If you have multiple business loans, credit cards or cash advances making daily or weekly payments out of your bank account, you might be in a position to qualify for a debt consolidation loan. Getting one loan that pays off all your other debts, and gives you a single payment to make each month might lower your interest rates, which can save money in the long run. You also might be able to get a lower repayment term, which may give you more time to pay off your debts.
You can consolidate your business debts with a business debt consultation term loan, a commercial bridge loan or an SBA 7(a) loan. These are usually available to borrowers with good business credit and financial stability, but you should carefully consider your options before applying. You should know exactly what you hope to accomplish with a debt consolidation loan – do you want to reduce your rates, lower your monthly payments or both?
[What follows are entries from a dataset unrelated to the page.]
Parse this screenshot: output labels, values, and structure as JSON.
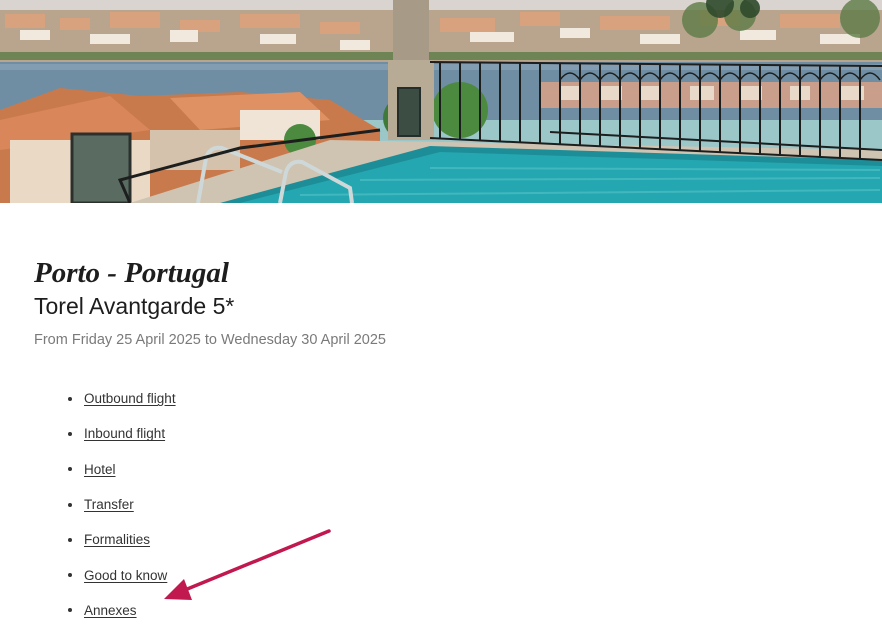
{
  "hero": {
    "image_icon": "porto-pool-photo"
  },
  "trip": {
    "destination": "Porto - Portugal",
    "hotel": "Torel Avantgarde 5*",
    "dates": "From Friday 25 April 2025 to Wednesday 30 April 2025"
  },
  "menu": {
    "items": [
      {
        "label": "Outbound flight"
      },
      {
        "label": "Inbound flight"
      },
      {
        "label": "Hotel"
      },
      {
        "label": "Transfer"
      },
      {
        "label": "Formalities"
      },
      {
        "label": "Good to know"
      },
      {
        "label": "Annexes"
      }
    ]
  },
  "colors": {
    "annotation_arrow": "#c0184f",
    "link": "#333333",
    "subtitle": "#7a7a7a"
  }
}
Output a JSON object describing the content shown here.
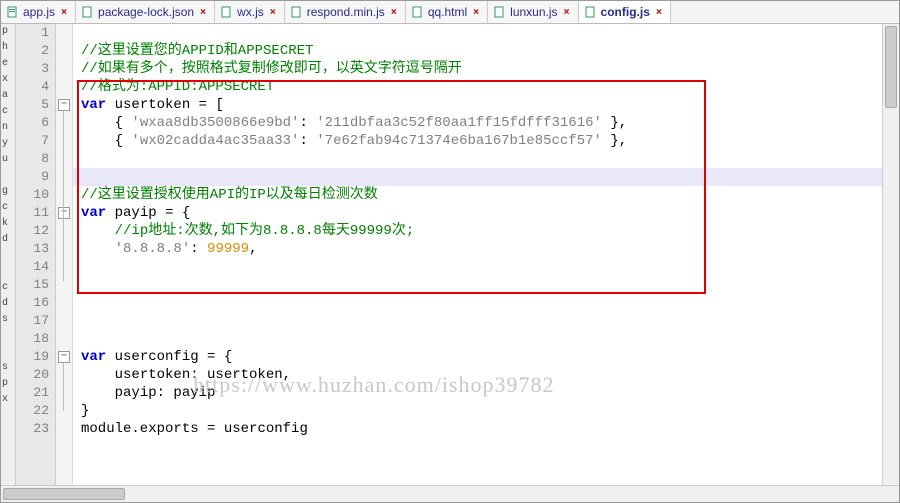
{
  "tabs": [
    {
      "label": "app.js",
      "active": false
    },
    {
      "label": "package-lock.json",
      "active": false
    },
    {
      "label": "wx.js",
      "active": false
    },
    {
      "label": "respond.min.js",
      "active": false
    },
    {
      "label": "qq.html",
      "active": false
    },
    {
      "label": "lunxun.js",
      "active": false
    },
    {
      "label": "config.js",
      "active": true
    }
  ],
  "left_sidebar_hints": [
    "p",
    "h",
    "e",
    "x",
    "a",
    "c",
    "n",
    "y",
    "u",
    "",
    "g",
    "c",
    "k",
    "d",
    "",
    "",
    "c",
    "d",
    "s",
    "",
    "",
    "s",
    "p",
    "x"
  ],
  "code": {
    "l1": {
      "comment": "//这里设置您的APPID和APPSECRET"
    },
    "l2": {
      "comment": "//如果有多个，按照格式复制修改即可，以英文字符逗号隔开"
    },
    "l3": {
      "comment": "//格式为:APPID:APPSECRET"
    },
    "l4": {
      "kw": "var",
      "ident": " usertoken ",
      "punct": "= ["
    },
    "l5": {
      "indent": "    ",
      "p1": "{ ",
      "s1": "'wxaa8db3500866e9bd'",
      "p2": ": ",
      "s2": "'211dbfaa3c52f80aa1ff15fdfff31616'",
      "p3": " },"
    },
    "l6": {
      "indent": "    ",
      "p1": "{ ",
      "s1": "'wx02cadda4ac35aa33'",
      "p2": ": ",
      "s2": "'7e62fab94c71374e6ba167b1e85ccf57'",
      "p3": " },"
    },
    "l9": {
      "comment": "//这里设置授权使用API的IP以及每日检测次数"
    },
    "l10": {
      "kw": "var",
      "ident": " payip ",
      "punct": "= {"
    },
    "l11": {
      "indent": "    ",
      "comment": "//ip地址:次数,如下为8.8.8.8每天99999次;"
    },
    "l12": {
      "indent": "    ",
      "s1": "'8.8.8.8'",
      "p2": ": ",
      "num": "99999",
      "p3": ","
    },
    "l18": {
      "kw": "var",
      "ident": " userconfig ",
      "punct": "= {"
    },
    "l19": {
      "indent": "    ",
      "ident": "usertoken: usertoken,"
    },
    "l20": {
      "indent": "    ",
      "ident": "payip: payip"
    },
    "l21": {
      "punct": "}"
    },
    "l22": {
      "ident": "module.exports ",
      "punct": "=",
      "ident2": " userconfig"
    }
  },
  "line_numbers": [
    "1",
    "2",
    "3",
    "4",
    "5",
    "6",
    "7",
    "8",
    "9",
    "10",
    "11",
    "12",
    "13",
    "14",
    "15",
    "16",
    "17",
    "18",
    "19",
    "20",
    "21",
    "22",
    "23"
  ],
  "watermark": "https://www.huzhan.com/ishop39782",
  "fold_minus": "−"
}
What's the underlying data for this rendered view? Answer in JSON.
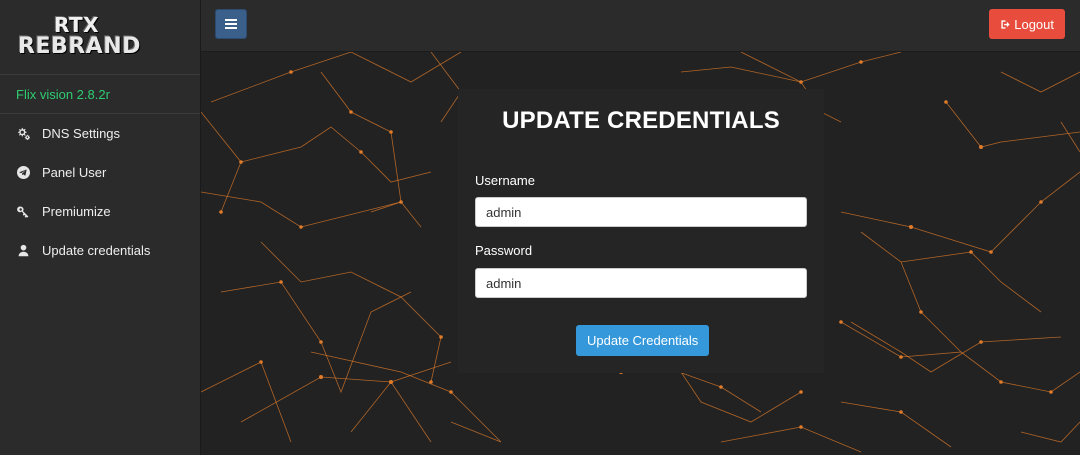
{
  "brand": {
    "logo_line1": "RTX",
    "logo_line2": "REBRAND"
  },
  "version": "Flix vision 2.8.2r",
  "sidebar": {
    "items": [
      {
        "label": "DNS Settings",
        "icon": "gears-icon"
      },
      {
        "label": "Panel User",
        "icon": "telegram-icon"
      },
      {
        "label": "Premiumize",
        "icon": "key-icon"
      },
      {
        "label": "Update credentials",
        "icon": "user-icon"
      }
    ]
  },
  "topbar": {
    "logout_label": "Logout",
    "menu_icon": "hamburger-icon"
  },
  "form": {
    "title": "UPDATE CREDENTIALS",
    "username_label": "Username",
    "username_value": "admin",
    "password_label": "Password",
    "password_value": "admin",
    "submit_label": "Update Credentials"
  },
  "colors": {
    "version": "#2ecc71",
    "logout": "#e74c3c",
    "submit": "#3498db",
    "menu_button": "#3a5f8a",
    "network_lines": "#e07b2a"
  }
}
When you apply for a new business debt consolidation loan, you will have to provide detailed information about your business operations, current and historical financing and your overall financial health. This can be a time-consuming process. Before you start the application, it’s a good idea to get all your paperwork together, including copies of tax returns for the past two years, bank statements, key financial reports and your personal (and business) credit report. Having this documentation ready to go can help you speed up the application and approval process.
Once you have a list of all your existing debt, you should review each one for the amount owed, interest rate and repayment terms. This will allow you to compare your options and choose the best option. You should also understand that not every business debt consolidation loan will offer all three benefits: lower interest rates, affordable payments and a longer repayment term.
If you’re not sure whether or not a business debt consolidation loan is the right solution for your company, it might be worth considering other options, such as hiring an advisor to examine your current financing structure and operations and making changes. There are also free resources for small businesses available, such as SCORE and SBDCs, and accountants, attorneys and other consultants who can work with you to develop a debt management plan. Depending on the results of your consultation, you might be able to find ways to reduce your debt by paying down or selling assets, changing spending habits, increasing sales or both. If you haven’t already, it’s a good idea to set up regular meetings with your advisor to help you stay on track and manage your business debt.